That whole part of the exercise went well enough and without any major issues that I can remember.
The next step was to get Mouse Pad off-loaded from the ship and to the boat yard in San Pedro to have the mast re-stepped and generally prepped for sea again.
One thing the transportation company failed to inform me of was that their fee did NOT include the off loading of Mouse Pad at the docks here... a fee of about US$4,000.00
The people at the Los Angeles dock were extremely co-operative and I owe them a big thanks you for all their help.
Because there was a huge fee to place Mouse Pad on the actual dock, but no fee if it was swung over the side and put directly into the water... that was our plan.
Plan A - Jerry, Kevin, and myself would use Jerry's power boat to get us from Marina del Rey to the Los Angeles dockland where we would wait just off the ship for Mouse Pad to be lowered over the side. I would then board Mouse Pad and wait for the mast to be craned down to me and I would temporarily tie it to the decking. we would then motor over to the San Pedro Boat yard where Mouse Pad would get her mast reset and other small tasks done to make her seaworthy again.
Well needles to say all good plans... get screwed up!!! Jerry's power boats engine overheated off Point Vicente and we had to call Vassal Assist to get a tow. This made us late for the small window we had to receive Mouse Pad in the water.
That never happed, but the time we got towed back to MdR and docked Mouse Pad had been off-loaded onto the dockland.
Plan B - I made some extremely quick phone calls with a lot of help from the boat yard, the dock people again. I managed to find a company with a low-buy trailer who got quick permits to make the run from the docks to the boat yard... a distance of about 1.25 miles. Whew! Everything was back on track, albeit late.

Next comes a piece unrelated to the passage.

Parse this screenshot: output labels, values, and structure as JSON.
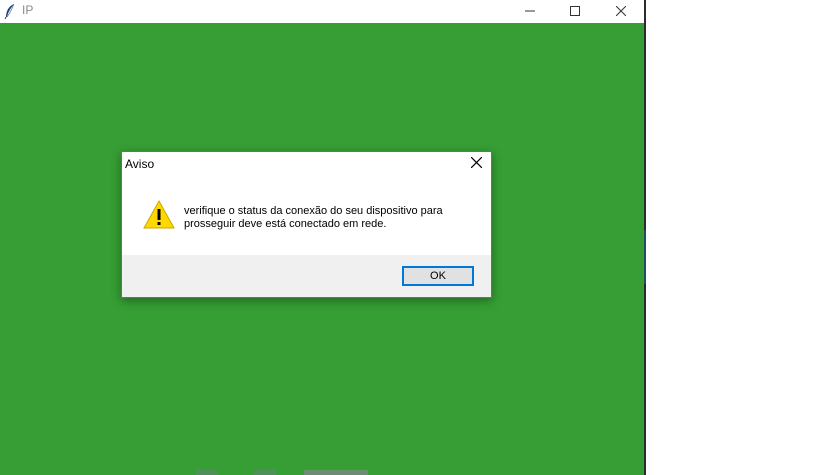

Jerry and I were waiting anxiously at the San Pedro Boat Yard for Mouse Pad to show up. The loading and trip was expected to take about 2 hours in total. The manager from the trucking company was waiting with us. Well after 4 hours I stopped thinking that it was paperwork hold up but something more serious... the trucking manager told us to wait at the boat yard and he would get in his car and go see what the hold up was! Another hour later he turned up with a sad look on his face and told us the bad news... the truck hit a bridge and the boat was badly damaged.
About 20 minutes later the truck arrived and I was thankful that the damage was not worse than he had led me to believe. Jerry took one look at our beloved Mouse Pad and fell to her knees in tears. She couldn't stand to look at Mouse Pad so she went back into the boat yard to sit down and proceeded to cry.

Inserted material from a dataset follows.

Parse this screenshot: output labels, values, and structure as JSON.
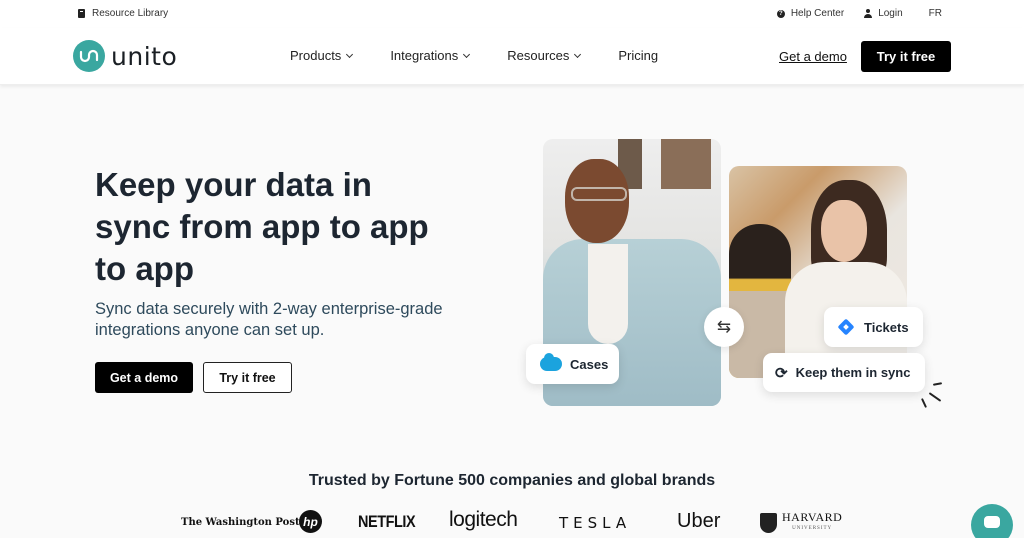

For some unknown reason I always knew in my heart that Mouse Pad would not let me down and that she was going to be okay. I climbed up on her to start taking stock of the actual damages. As bad as it looked and as much damage as was visible it was mostly superficial in nature... stanchions were ripped out of the desk leaving huge holes, they were bent and broken, the bow pulpit was completely destroyed, and the list went on.
The manager of the trucking company had already called his insurance company and there rep arrived soon after to asses the damage. Upon review of their permits and sizing they determined that the young kid they sent to the docks to measure the cargo miss-measured the height by almost 14 inches. Just enough to not make it under a bridge. The truck drive should actually be thanked as he saw that the bridge looked low and slowed down. But it only take going 10mph with a heavy load like that and damage is sure to happen.
The trucking company manager repeatedly said that it was their fault the their insurance would cover everything. The insurance company rep. went along with that and said that he was going to authorize the San Pedro Boat Yard to start work as quickly as possible.
Mouse Pad was fixed up and the work completed including a new mast etc. So what should have been about a 3-4 hour trip to the yard ended up taking almost 6 month to get fully repaired and for me to motor out of San Pedro and get Mouse Pad back to Marine del Rey.
I took a lot of pictures of course for the insurance purpose but also for Mouse Pad's history. Too many to put into this page so I have put them all together as a slide show on the next page. There was a lot of damage but fortunately non to the structure of Mouse Pad.
Mouse Pad still sails the Southern California waters.
Created by the Skipper of Mouse Pad.
Copyright © 1995-2015 Phillip J. Seaman. All rights reserved.
Revised: 5th March, 2015 .